Coming to modern times, listing famous boy-lovers would seem impossible, but here are some particulars: John Addington Symonds was dismissed in 1877 from Oxford University because he was too familiar with boys. London was shocked when it was discovered that a member of the royal family frequented a brothel on Cleveland Street where telegraph boys were making extra money with rich clients. In the US Horatio Alger wrote books for boys, but was dismissed from the clergy for "abominable and disgusting unnatural conduct." Oscar Wilde, society's adored favorite, was broken by his tow years in an English prison, but before this happened he had imparted new life to Noble-prize winner André Gide by initiating him into love-play with Arab boys in an Algerian oasis. In Germany, Thomas Mann wrote his outstanding novel, "Death in Venice," and he confessed in his diary to having been completely thrown off balance by seeing the nude body of his pubescent son. In France, Henri de Montherlant and Roger Peyrefitte pursue their young friends and write their love stories. In Italy, the Baron von Gloeden became famous because of his romantic photos of naked Sicilian boys. English literature exalts the beauty of boys and their boyish character became so fashionable that Timothy d'Arch Smith was able to compose a one-volume anthology. In the Netherlands names of famous poets and authors crop up, like Couperus, Boutens, Jacob Israel de Haan, Willem de Merode, and the Flemish poet Guido Gezelle.
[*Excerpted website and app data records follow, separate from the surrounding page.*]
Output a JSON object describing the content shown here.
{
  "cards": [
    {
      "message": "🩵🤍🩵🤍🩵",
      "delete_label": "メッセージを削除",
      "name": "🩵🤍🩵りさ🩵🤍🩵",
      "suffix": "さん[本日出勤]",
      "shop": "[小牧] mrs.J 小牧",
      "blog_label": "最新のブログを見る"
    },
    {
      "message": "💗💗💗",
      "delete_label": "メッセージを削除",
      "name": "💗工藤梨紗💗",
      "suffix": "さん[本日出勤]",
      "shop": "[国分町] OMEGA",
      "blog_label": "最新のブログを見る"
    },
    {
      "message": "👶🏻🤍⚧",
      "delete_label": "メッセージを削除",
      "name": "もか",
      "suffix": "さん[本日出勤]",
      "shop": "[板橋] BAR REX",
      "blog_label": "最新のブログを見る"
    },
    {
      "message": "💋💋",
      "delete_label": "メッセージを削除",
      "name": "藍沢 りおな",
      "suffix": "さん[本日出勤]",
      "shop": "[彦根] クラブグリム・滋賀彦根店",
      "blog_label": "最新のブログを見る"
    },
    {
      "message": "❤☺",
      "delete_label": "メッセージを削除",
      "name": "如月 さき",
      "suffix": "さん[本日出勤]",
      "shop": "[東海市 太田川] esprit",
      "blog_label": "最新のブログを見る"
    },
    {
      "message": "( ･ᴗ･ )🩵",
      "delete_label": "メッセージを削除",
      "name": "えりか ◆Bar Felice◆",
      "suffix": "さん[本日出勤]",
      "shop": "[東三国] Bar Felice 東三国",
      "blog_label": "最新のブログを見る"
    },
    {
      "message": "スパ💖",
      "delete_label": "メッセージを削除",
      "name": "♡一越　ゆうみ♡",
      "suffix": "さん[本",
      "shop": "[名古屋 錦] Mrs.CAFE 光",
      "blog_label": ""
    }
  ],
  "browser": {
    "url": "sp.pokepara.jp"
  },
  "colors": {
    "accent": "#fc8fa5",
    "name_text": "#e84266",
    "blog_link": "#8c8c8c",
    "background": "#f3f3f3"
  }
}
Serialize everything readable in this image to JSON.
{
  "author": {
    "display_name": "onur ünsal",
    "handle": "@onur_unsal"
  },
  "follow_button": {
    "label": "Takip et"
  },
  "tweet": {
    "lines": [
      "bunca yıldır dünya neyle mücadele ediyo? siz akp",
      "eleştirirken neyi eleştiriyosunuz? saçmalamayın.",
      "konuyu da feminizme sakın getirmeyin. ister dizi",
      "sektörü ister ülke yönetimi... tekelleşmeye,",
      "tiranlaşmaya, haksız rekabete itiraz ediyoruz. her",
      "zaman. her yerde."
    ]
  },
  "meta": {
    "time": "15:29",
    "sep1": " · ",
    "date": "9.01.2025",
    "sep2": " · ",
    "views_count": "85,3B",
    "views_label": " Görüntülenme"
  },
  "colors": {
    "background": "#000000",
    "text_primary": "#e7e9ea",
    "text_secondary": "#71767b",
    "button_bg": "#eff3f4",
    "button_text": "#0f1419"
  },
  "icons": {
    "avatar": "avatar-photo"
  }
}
All of this is just a handful, without the least pretense to being complete. Besides so many well-known boy-lovers, there are thousands were or are more hidden. If they decide to proclaim their love openly, they are certainly in good company. That is all I wanted to show.
Men from every period of history and all regions of the world have known this particular tenderness, affection and veneration of youth's budding masculinity. And a good thing it is! Wasn't the Jesuit Father van Kilsdonk quite right when he declared, referring to boy-love, "that out culture, not to say creation, would be the warmer and the richer if there were more men with this talent."
source: Article 'Boy-love in European history' by Dr. Edward Brongersma; Nambla Bulletin, Vol. 12, No. 3; April 1991 & Part 2: Vol. 12, No. 4; May 1991